We continued on the ridge, most all class 4 terrain until we reached a minor saddle that lay just before what I think was the real crux of the climb. A sharp jump up in the ridge the necessitates a shift to the left if one wants to avoid dropping down a steep coulir to the right and then climbing up a steep chimney. I opted to skirting to the left for a few yards and then taking a class 4 slab move up to more solid hand and foot action to regain the ridge. This type of ground continued for another half hour of climbing, a good couple of hundred yards before the route abruptly mellows out at a red dirt saddle. The real climbing is over.
We took a GU and water break for perhaps 15 minutes before saddling up to climb the class 2 slope to a point where the route nearly flattens before the final summit pyramid. We are now in summer trail territory and a clear path led to the summit proper. Another GU stop for a few minutes and the debate of whether to lug the packs to the summit of Parry Peak, three quarters of a mile and more than a few hundred feet of drop and re-climb away. Marmots and the opportunity to side traverse the summit on the return led us to take the packs and gear along for the walk . . to Parry Peak of course. It is never a surprise how easy it is to walk down a mountain slope to the saddle between two peaks and how hard it is to walk up the other side. Why, once you have the first summit in hand, do any of us walk down and then back up, knowing we really have to do it twice, to score a second summit. Are we simply all peak baggers at heart . . . perhaps.
We bagged Parry's summit and ate the required gummi worms at the high point. G placed a single worm on the summit rock cairn for the benefit of Pachamama, regardless of her form . . . raven, marmot, or other. We regained our feet after about 20 minutes and took the reverse of our approach, this time cutting across the contour line to skip the summit of bancroft, been there . . . done that. The terrain presented the "opportunity to excel" at rock hopping until the far slope where it became boulder city until we dropped onto the road that snakes its way up the upper dam. I'm no fool, give me a two track and I will walk a bit further to skip more boulders on the retreat. Pretty soon we are in the teaming fishing camp otherwise known as Loch Lomond on a Saturday . . . there are a dozen folks fishing, arriving, leaving or otherwise. We'd climbed the whole ridge without spotting another soul but trust me the Loch proper is popular.

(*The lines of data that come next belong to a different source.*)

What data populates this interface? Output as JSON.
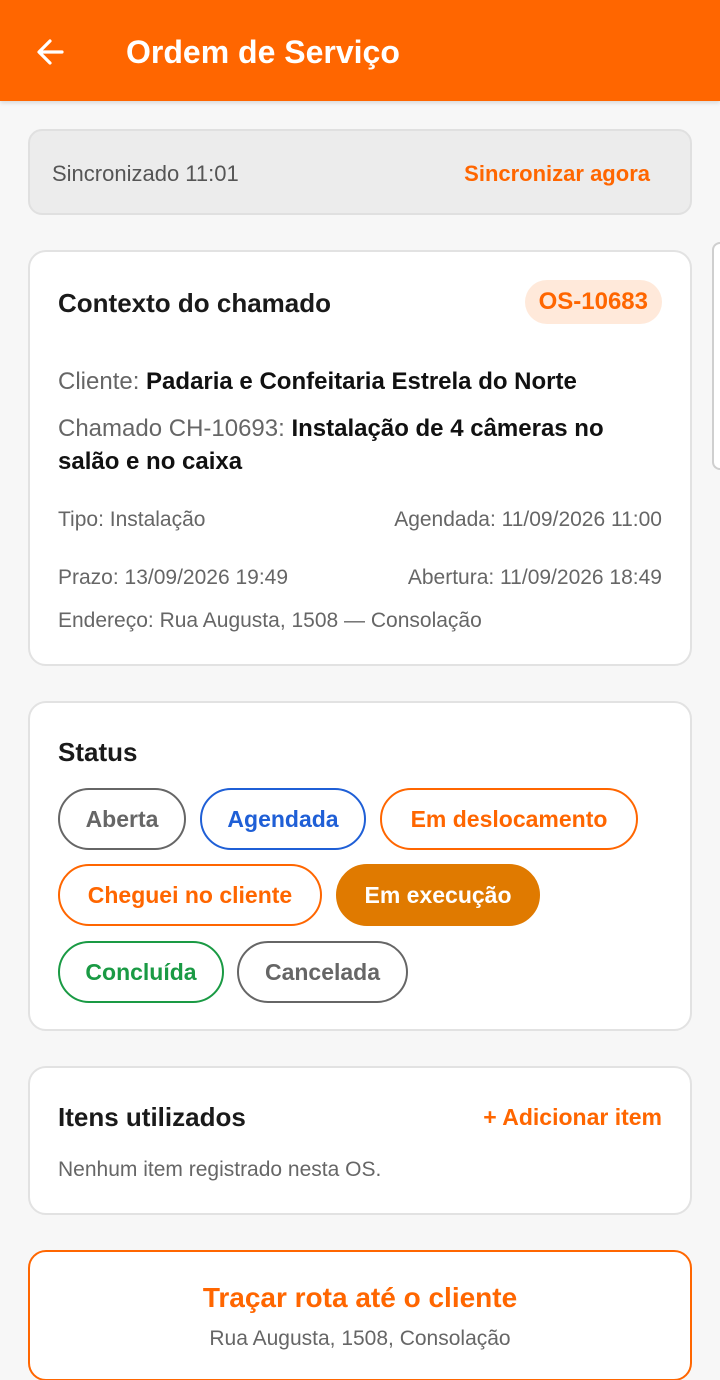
{
  "header": {
    "title": "Ordem de Serviço",
    "back_icon": "arrow-left-icon"
  },
  "sync": {
    "status": "Sincronizado 11:01",
    "action": "Sincronizar agora"
  },
  "context": {
    "title": "Contexto do chamado",
    "os_number": "OS-10683",
    "client_label": "Cliente: ",
    "client_value": "Padaria e Confeitaria Estrela do Norte",
    "ticket_label": "Chamado CH-10693: ",
    "ticket_value": "Instalação de 4 câmeras no salão e no caixa",
    "type": "Tipo: Instalação",
    "scheduled": "Agendada: 11/09/2026 11:00",
    "deadline": "Prazo: 13/09/2026 19:49",
    "opened": "Abertura: 11/09/2026 18:49",
    "address": "Endereço: Rua Augusta, 1508 — Consolação"
  },
  "status": {
    "title": "Status",
    "options": [
      "Aberta",
      "Agendada",
      "Em deslocamento",
      "Cheguei no cliente",
      "Em execução",
      "Concluída",
      "Cancelada"
    ],
    "selected": "Em execução"
  },
  "items": {
    "title": "Itens utilizados",
    "add_label": "+ Adicionar item",
    "empty_text": "Nenhum item registrado nesta OS."
  },
  "route": {
    "title": "Traçar rota até o cliente",
    "address": "Rua Augusta, 1508, Consolação"
  },
  "colors": {
    "primary": "#ff6600",
    "selected_status": "#e07a00",
    "blue": "#1f5fd6",
    "green": "#1a9a44",
    "gray": "#666666"
  }
}
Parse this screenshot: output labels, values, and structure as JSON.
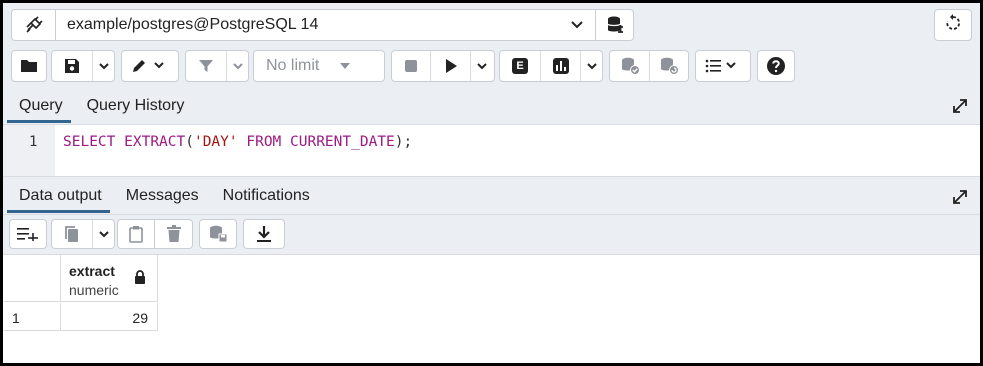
{
  "connection": {
    "title": "example/postgres@PostgreSQL 14",
    "plug_icon": "plug-icon",
    "dropdown_icon": "chevron-down-icon",
    "db_icon": "database-icon",
    "reset_icon": "reset-layout-icon"
  },
  "toolbar": {
    "limit_label": "No limit",
    "icons": [
      "folder-icon",
      "save-icon",
      "chevron-down-icon",
      "edit-pen-icon",
      "chevron-down-icon",
      "filter-icon",
      "chevron-down-icon",
      "stop-icon",
      "execute-icon",
      "chevron-down-icon",
      "explain-icon",
      "explain-analyze-icon",
      "chevron-down-icon",
      "commit-icon",
      "rollback-icon",
      "macros-icon",
      "help-icon"
    ],
    "explain_letter": "E"
  },
  "query_tabs": [
    {
      "label": "Query",
      "active": true
    },
    {
      "label": "Query History",
      "active": false
    }
  ],
  "editor": {
    "line_number": "1",
    "tokens": {
      "select": "SELECT",
      "extract": "EXTRACT",
      "open": "(",
      "day": "'DAY'",
      "from": "FROM",
      "current_date": "CURRENT_DATE",
      "close": ");"
    }
  },
  "output_tabs": [
    {
      "label": "Data output",
      "active": true
    },
    {
      "label": "Messages",
      "active": false
    },
    {
      "label": "Notifications",
      "active": false
    }
  ],
  "grid": {
    "columns": [
      {
        "name": "extract",
        "type": "numeric"
      }
    ],
    "rows": [
      {
        "row_number": "1",
        "values": [
          "29"
        ]
      }
    ]
  },
  "colors": {
    "accent": "#326690",
    "keyword": "#9c1a84",
    "string": "#a31515",
    "background": "#ebeef3"
  }
}
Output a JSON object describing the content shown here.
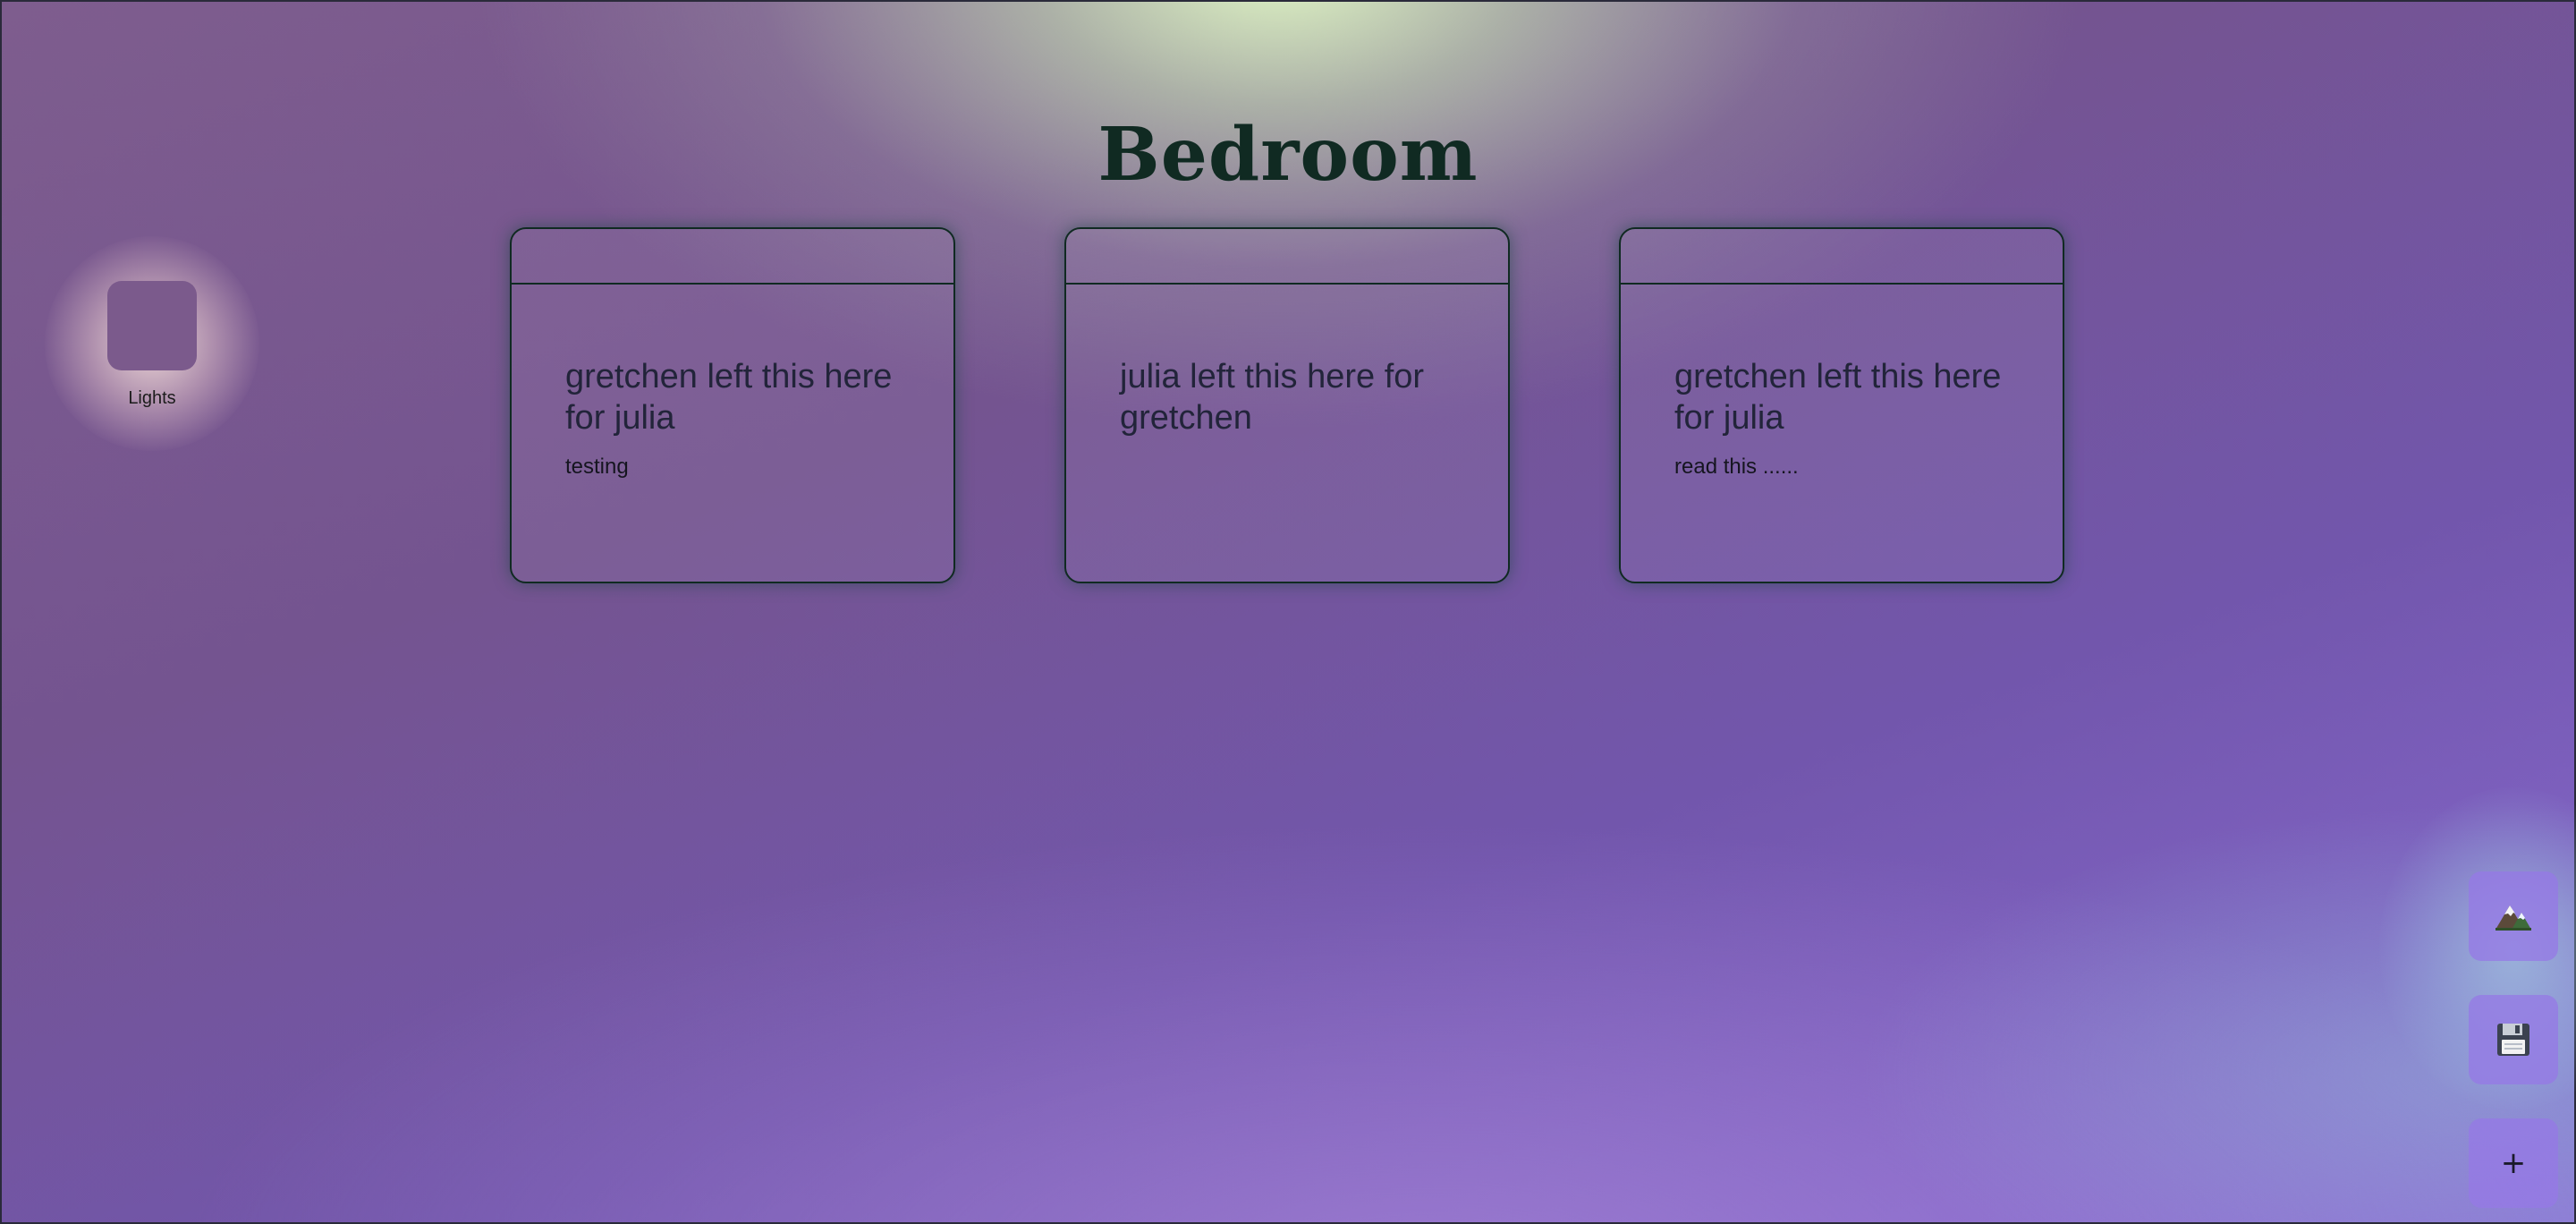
{
  "page": {
    "title": "Bedroom"
  },
  "devices": [
    {
      "label": "Lights"
    }
  ],
  "notes": [
    {
      "title": "gretchen left this here for julia",
      "text": "testing"
    },
    {
      "title": "julia left this here for gretchen",
      "text": ""
    },
    {
      "title": "gretchen left this here for julia",
      "text": "read this ......"
    }
  ],
  "actions": {
    "background_icon": "mountain-icon",
    "save_icon": "floppy-disk-icon",
    "add_label": "+"
  }
}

We hoofed it on back down the road, across the solitary snow patch that the gate keeper likely uses to justify not opening the road. Regardless it is a nice walk, the pine scent was in the air and soon enough we were back at the truck a mile and a half distant. My sandals never felt so good . . . as the day had turned hot and we'd been out for a bit over seven hours. The climb produced a ridgeload (metric system unit wherein the distance is multipled by the derivative . . . how's that calculus fans?) of class 4 climbing, an 80 foot rappel, enough exposed moves to keep our attention and a good day out. Now, to repeat it in the winter . . .
A climb of James Peak, neighbor to Mt. Bancroft . . .